Task description =>
Reproduce the entries below in full, word for word.

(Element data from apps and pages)
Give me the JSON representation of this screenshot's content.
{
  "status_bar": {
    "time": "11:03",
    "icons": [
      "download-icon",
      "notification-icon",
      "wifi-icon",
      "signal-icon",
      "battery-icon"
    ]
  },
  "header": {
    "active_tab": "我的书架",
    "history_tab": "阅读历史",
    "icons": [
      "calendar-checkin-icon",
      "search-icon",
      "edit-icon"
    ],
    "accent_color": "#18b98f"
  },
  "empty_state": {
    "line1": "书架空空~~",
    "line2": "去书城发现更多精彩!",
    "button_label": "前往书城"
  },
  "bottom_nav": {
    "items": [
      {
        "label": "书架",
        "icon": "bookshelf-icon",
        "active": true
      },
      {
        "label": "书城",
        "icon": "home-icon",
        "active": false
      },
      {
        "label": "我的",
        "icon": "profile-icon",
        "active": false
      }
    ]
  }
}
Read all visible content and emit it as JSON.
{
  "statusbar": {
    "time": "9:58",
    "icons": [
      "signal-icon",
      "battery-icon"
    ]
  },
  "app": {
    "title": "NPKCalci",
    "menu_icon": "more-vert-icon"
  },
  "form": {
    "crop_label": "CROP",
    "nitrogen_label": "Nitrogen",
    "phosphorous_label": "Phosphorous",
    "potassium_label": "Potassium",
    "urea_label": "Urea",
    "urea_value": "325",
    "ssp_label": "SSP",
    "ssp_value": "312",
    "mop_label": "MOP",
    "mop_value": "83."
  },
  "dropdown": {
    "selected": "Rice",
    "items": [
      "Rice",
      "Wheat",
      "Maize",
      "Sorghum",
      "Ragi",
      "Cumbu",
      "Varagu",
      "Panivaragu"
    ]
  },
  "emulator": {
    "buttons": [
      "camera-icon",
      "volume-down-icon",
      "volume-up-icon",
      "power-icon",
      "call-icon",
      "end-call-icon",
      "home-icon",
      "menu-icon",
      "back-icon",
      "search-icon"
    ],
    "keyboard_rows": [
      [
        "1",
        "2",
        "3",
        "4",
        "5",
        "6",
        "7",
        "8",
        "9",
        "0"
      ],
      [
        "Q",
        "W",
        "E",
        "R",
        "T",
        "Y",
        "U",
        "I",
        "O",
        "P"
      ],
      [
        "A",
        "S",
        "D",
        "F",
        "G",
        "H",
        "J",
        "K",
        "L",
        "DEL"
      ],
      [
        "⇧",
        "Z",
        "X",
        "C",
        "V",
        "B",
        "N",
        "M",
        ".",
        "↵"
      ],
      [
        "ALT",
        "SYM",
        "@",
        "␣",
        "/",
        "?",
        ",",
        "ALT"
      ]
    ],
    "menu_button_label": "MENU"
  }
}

Written solution =>
Give me the JSON representation of this screenshot's content.
{
  "status_bar": {
    "time": "11:03",
    "icons": [
      "download-icon",
      "notification-icon",
      "wifi-icon",
      "signal-icon",
      "battery-icon"
    ]
  },
  "header": {
    "active_tab": "我的书架",
    "history_tab": "阅读历史",
    "icons": [
      "calendar-checkin-icon",
      "search-icon",
      "edit-icon"
    ],
    "accent_color": "#18b98f"
  },
  "empty_state": {
    "line1": "书架空空~~",
    "line2": "去书城发现更多精彩!",
    "button_label": "前往书城"
  },
  "bottom_nav": {
    "items": [
      {
        "label": "书架",
        "icon": "bookshelf-icon",
        "active": true
      },
      {
        "label": "书城",
        "icon": "home-icon",
        "active": false
      },
      {
        "label": "我的",
        "icon": "profile-icon",
        "active": false
      }
    ]
  }
}
Read all visible content and emit it as JSON.
{
  "statusbar": {
    "time": "9:58",
    "icons": [
      "signal-icon",
      "battery-icon"
    ]
  },
  "app": {
    "title": "NPKCalci",
    "menu_icon": "more-vert-icon"
  },
  "form": {
    "crop_label": "CROP",
    "nitrogen_label": "Nitrogen",
    "phosphorous_label": "Phosphorous",
    "potassium_label": "Potassium",
    "urea_label": "Urea",
    "urea_value": "325",
    "ssp_label": "SSP",
    "ssp_value": "312",
    "mop_label": "MOP",
    "mop_value": "83."
  },
  "dropdown": {
    "selected": "Rice",
    "items": [
      "Rice",
      "Wheat",
      "Maize",
      "Sorghum",
      "Ragi",
      "Cumbu",
      "Varagu",
      "Panivaragu"
    ]
  },
  "emulator": {
    "buttons": [
      "camera-icon",
      "volume-down-icon",
      "volume-up-icon",
      "power-icon",
      "call-icon",
      "end-call-icon",
      "home-icon",
      "menu-icon",
      "back-icon",
      "search-icon"
    ],
    "keyboard_rows": [
      [
        "1",
        "2",
        "3",
        "4",
        "5",
        "6",
        "7",
        "8",
        "9",
        "0"
      ],
      [
        "Q",
        "W",
        "E",
        "R",
        "T",
        "Y",
        "U",
        "I",
        "O",
        "P"
      ],
      [
        "A",
        "S",
        "D",
        "F",
        "G",
        "H",
        "J",
        "K",
        "L",
        "DEL"
      ],
      [
        "⇧",
        "Z",
        "X",
        "C",
        "V",
        "B",
        "N",
        "M",
        ".",
        "↵"
      ],
      [
        "ALT",
        "SYM",
        "@",
        "␣",
        "/",
        "?",
        ",",
        "ALT"
      ]
    ],
    "menu_button_label": "MENU"
  }
}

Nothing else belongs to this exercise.